The potent integrase inhibitor dolutegravir taken with a single well-tolerated NRTI was able to fully suppress viral load in people initiating antiretroviral treatment for the first time, while dolutegravir alone was able to keep HIV suppressed in most treatment-experienced people who started with undetectable viral load, according to a set of studies presented yesterday at the 15th European AIDS Conference in Barcelona, Spain.

After these presentations, experts offered evidence in favour of and opposed to simplifying treatment by reducing drug burden, disagreeing about whether this strategy is beneficial or too risky.

As people living with HIV continue to face decades on treatment, researchers have attempted to find regimens that are better tolerated, simpler and easier to take.
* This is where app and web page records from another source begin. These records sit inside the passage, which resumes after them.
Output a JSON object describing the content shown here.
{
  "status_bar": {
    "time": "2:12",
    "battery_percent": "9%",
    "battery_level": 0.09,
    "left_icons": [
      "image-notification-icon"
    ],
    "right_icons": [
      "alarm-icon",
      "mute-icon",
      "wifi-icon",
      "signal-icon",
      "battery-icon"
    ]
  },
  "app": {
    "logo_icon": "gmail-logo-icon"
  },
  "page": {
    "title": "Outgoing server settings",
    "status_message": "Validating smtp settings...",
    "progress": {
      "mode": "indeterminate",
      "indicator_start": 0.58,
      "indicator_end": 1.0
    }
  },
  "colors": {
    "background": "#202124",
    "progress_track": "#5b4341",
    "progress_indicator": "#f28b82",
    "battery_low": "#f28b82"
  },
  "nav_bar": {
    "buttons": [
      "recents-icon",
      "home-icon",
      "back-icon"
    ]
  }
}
Non-standard antiretroviral therapy (ART) may be especially beneficial for heavily treatment-experienced patients with drug-resistant virus and those who cannot tolerate drug side-effects. Using a single potent drug alone would reduce pill burden and toxicities, but protease inhibitor monotherapy studies to date have yielded conflicting results.

ViiV Healthcare's integrase inhibitor dolutegravir (Tivicay, also in the Triumeq single-tablet regimen) has demonstrated potent antiviral activity – reducing viral load by an impressive 2.5 log10 in an early 10-day monotherapy study – and a high barrier to resistance, making it an attractive prospect for streamlined therapy. It is well-tolerated and does not have the toxicities and drug-drug interactions seen with the protease inhibitor class.